Boyd tied it with a two-strike hit. Stewart followed with a go-ahead knock, his fourth hit of the game coming with two strikes.

McDaniel relieved Corriher in the sixth with the Demons in front 2-1. He had lost three of four decisions, but he returned to form in timely fashion, retiring all six batters to get the win.

“We expect so much from him,” Herndon said. “He hasn’t been bad, but we expect him to go out there and do it every time. People know him now and they gear up for him.”

The seventh-inning rally started with Zach Howard’s mile-high popup being misplayed. Saxon Pratt came off the bench and laid down a sac bunt. But with two outs, Davie was the end of the plank when Boyd fell behind 1-2. Then came a live-drive hit to left. Merrifield’s soft liner fell. Stewart blistered a RBI single up the middle. McDaniel slammed the door with two hitless innings in which he walked zero and fanned four.

“The hit of the year,” Corriher said of Boyd. “That’s as clutch as you’ll ever see.”

But Davie couldn’t string anything together all year, losing 4-3 in the semifinals at No. 1 North Davidson. It was 3-3 in the bottom of the fifth with McDaniel on the hill. But the Black Knights pushed across the clinching run with a suicide squeeze.

“Davie was a hot team coming in, and they were the only team that could bump us out of the playoffs,” North coach Mike Meadows said. “We had to take care of them.”

Howard and Stewart had three and two hits, respectively. McDaniel gave up two earned runs and walked none in six innings – but still took the loss as Davie left seven runners in scoring position.

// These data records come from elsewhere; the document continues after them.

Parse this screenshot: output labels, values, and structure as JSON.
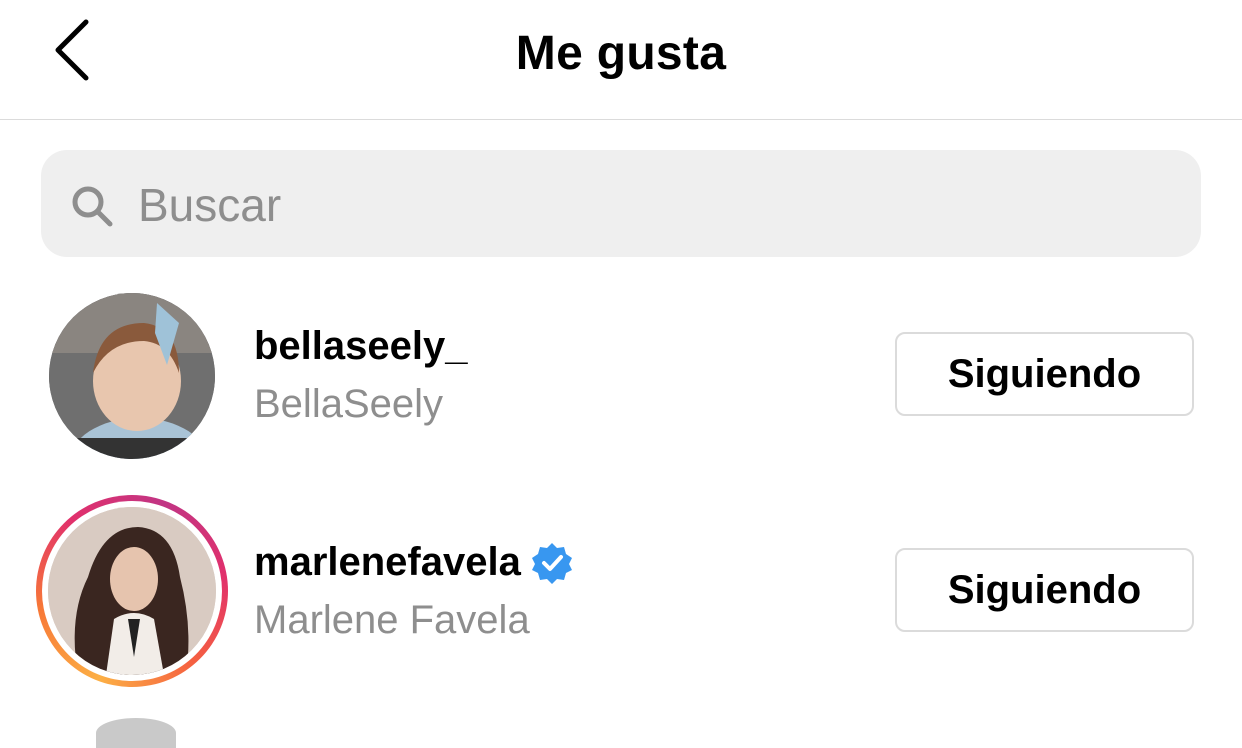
{
  "header": {
    "title": "Me gusta"
  },
  "search": {
    "placeholder": "Buscar",
    "value": ""
  },
  "likes": [
    {
      "username": "bellaseely_",
      "full_name": "BellaSeely",
      "button_label": "Siguiendo",
      "verified": false,
      "story_ring": false
    },
    {
      "username": "marlenefavela",
      "full_name": "Marlene Favela",
      "button_label": "Siguiendo",
      "verified": true,
      "story_ring": true
    }
  ],
  "colors": {
    "verified_blue": "#3897f0",
    "secondary_text": "#8e8e8e",
    "search_bg": "#efefef",
    "border": "#dbdbdb"
  },
  "icons": {
    "back": "chevron-left-icon",
    "search": "search-icon",
    "verified": "verified-badge-icon"
  }
}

The 10-14 season was full of what-ifs? (Davie went 2-6 in CPC games decided by one or two runs or in extra innings.)

On the bright side, Merrifield hit .442 and Emert .395. Stewart went 15 for 31 in the last 12 games. Making All-CPC were senior Emert; juniors Vogler and McDaniel; and sophomores Merrifield, Howard and Stewart.

McDaniel deserved better than a 4-5 record. You can trace that to 16 unearned runs. He had a 2.78 ERA over 68 innings with seven walks and 54 Ks.

With 13 of 16 players set to return, not counting JV call-ups Boyd and Thompson, brighter tomorrows were coming in 2006.

Next week: Part II – McDaniel’s magical senior year.